As a caregiver, it is important that you have a will. The person you are providing care for should have a will as well. Anyone with dependents or assets should have a will. The risk of not having a will is that one’s wishes may not be respected in the event they cannot speak for themselves.
As a caregiver, if you are looking after someone with a weakened immune system or she or he is identified as being in a high-risk group, here are some Dos and Don’ts to help prevent infection.
This careguide outlines the definitions for the following pandemic-related terms: Self-Monitor Self-Isolate Isolate Social Distancing
A stroke occurs when blood is blocked from reaching the brain. This is usually caused by a clot in the blood vessel or it bursts (or ruptures.)

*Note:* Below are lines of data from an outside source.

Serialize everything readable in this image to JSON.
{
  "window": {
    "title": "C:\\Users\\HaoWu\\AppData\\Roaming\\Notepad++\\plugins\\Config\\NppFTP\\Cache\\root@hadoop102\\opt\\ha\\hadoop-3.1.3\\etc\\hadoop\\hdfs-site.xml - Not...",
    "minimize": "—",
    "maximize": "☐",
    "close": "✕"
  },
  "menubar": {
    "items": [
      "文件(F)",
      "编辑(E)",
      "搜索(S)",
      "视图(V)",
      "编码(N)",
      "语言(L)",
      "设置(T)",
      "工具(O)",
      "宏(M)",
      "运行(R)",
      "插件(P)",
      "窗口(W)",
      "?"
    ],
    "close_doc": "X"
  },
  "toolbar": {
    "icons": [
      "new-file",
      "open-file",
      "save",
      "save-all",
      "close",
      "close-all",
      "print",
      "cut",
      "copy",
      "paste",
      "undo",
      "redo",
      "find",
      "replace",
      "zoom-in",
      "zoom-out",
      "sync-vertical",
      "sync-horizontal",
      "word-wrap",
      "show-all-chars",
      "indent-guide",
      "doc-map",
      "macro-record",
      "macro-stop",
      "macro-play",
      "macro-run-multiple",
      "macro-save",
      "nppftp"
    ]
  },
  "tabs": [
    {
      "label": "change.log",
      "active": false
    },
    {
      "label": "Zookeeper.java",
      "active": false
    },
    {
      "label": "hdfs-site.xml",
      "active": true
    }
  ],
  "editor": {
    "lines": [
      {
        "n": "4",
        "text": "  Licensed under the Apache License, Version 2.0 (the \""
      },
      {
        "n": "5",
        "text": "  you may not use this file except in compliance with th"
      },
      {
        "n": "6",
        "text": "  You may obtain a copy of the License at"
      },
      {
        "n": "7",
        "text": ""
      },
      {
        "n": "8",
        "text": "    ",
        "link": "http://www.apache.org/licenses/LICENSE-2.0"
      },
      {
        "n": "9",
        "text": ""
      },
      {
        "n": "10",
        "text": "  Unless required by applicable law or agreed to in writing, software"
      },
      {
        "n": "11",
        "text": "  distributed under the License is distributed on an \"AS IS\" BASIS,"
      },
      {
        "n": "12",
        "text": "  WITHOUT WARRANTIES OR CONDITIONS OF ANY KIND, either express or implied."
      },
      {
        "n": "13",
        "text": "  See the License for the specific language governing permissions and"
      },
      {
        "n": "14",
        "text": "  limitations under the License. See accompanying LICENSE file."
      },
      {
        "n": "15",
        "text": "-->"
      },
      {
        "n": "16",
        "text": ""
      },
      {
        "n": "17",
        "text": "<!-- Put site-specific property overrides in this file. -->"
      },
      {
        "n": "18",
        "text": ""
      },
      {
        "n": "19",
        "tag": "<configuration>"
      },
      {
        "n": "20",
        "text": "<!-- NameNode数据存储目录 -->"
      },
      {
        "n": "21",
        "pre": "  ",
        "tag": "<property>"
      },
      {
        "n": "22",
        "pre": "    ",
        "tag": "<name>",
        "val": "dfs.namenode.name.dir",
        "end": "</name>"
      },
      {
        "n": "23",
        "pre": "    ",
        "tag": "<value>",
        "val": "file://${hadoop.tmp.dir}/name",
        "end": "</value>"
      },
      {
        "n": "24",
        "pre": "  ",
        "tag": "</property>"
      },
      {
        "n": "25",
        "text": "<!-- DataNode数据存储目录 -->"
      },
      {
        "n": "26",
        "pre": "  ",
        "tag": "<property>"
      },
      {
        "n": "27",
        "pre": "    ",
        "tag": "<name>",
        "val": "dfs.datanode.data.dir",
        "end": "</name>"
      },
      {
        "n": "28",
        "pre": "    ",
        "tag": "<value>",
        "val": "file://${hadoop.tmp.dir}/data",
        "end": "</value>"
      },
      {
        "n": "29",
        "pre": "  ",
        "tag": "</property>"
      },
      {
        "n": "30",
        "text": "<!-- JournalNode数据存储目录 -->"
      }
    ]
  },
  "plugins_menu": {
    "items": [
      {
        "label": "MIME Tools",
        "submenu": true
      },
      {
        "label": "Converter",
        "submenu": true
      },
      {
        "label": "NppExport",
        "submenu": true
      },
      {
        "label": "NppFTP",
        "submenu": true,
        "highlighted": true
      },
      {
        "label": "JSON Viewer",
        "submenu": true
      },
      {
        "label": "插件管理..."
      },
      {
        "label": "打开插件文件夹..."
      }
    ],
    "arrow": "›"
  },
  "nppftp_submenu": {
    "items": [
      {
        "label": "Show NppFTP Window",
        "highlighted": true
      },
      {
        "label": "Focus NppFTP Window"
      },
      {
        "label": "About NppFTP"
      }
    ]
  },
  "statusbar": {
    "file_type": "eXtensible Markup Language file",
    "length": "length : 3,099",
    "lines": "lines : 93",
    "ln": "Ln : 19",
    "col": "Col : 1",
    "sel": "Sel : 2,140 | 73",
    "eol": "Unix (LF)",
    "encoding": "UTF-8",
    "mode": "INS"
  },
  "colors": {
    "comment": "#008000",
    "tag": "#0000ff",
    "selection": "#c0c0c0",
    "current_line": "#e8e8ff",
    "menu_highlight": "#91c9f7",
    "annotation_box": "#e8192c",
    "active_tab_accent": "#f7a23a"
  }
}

Grief is a natural response to losing someone. Understand that you can and will adapt to this loss and survive. Humans are resilient and can cope and adapt.
As we age, it’s normal to forget where we put our car keys or why we went upstairs but how do we know what is normal and what are signs of early dementia?
Did you know? Worry is not good for the body — caregivers are 5x more likely to get sick than non-caregivers. Worrying about something beyond your control causes unnecessary stress to you and makes it harder to cope.
Having the answers to these questions will help both you and the person you are caring for in the transition from Hospital to Home. It may be helpful to bring a note book so you can jot down the answers.
As a caregiver, you (or the person you are caring for) may be called upon to self-isolate (especially in times of pandemic.) For example, if you travelled outside of Canada or were exposed to a person who was infected.
When people are hard of hearing, sometimes it’s easier to use a Communication Board. An example is shown below & the full size copy is on the next page. Feel free to print & use ours or create your own!
GET OUTSIDE! Get active! When you move and exercise, it releases those “feel good” endorphins into your body. Try running, biking, dancing, or yoga. CONNECT Call up friends to chat, meet someone for coffee or a meal, or reconnect with someone you haven’t seen in a long time. Join some clubs like a book club, or sign up for a gym class. Spend time with the people you love.
We encourage you to get formal CPR training. Choose an organization with a known name for example, Red Cross, St John’s or another reputable source. Ask your health care professional or friends for recommendations.
Yoga can improve strength, flexibility and balance, it can also help maintain your blood sugar level. The two most popular yoga styles that you can explore for diabetes are Vinyasa yoga or Bikram yoga.
SOAP & WATER Lather up using soap and water. PALM TO PALM Wash your hands palm to palm. BACKS OF HANDS Wash the backs of your hands. IN BETWEEN FINGERS Wash interlacing your fingers. WRISTS Wash your wrists too. FINGERTIPS Wash your fingertips on the palm of the other hand. THUMBS Wash your thumbs. FINGERNAILS Wash the backs of your fingers with a twisting motion.
An ostomy occurs when you seriously can’t go to the bathroom & the Dr. has to surgically bypass your normal route & create a new place for the waste to come out of the body.
Stress and anxiety are common experiences for most people. Learn 15 ways to reduce stress.
Medical cannabis is a popular treatment for a variety of issues. Interested in learning more? This guide can help you start a conversation with your healthcare provider.
Follow this checklist to create a plan to prepare for a potential home emergency such as a flood or medical issue.
Follow these tips to make sure you're properly disposing of medical waste like colostomy bags & catheters.
Learn how to safely handle needles and how to calm the person in your care as they receive a needle.
Follow this helpful checklist both inside and outside the home to help prevent dangerous falls.
Find tips on how to make sure a catheter is working correctly for the person in your care.
Learn the basics of a high blood pressure diet. These tips can help the person you care for successfully manage their condition.
Reduce misunderstanding and learn how to improve your communication with the person who is in your care.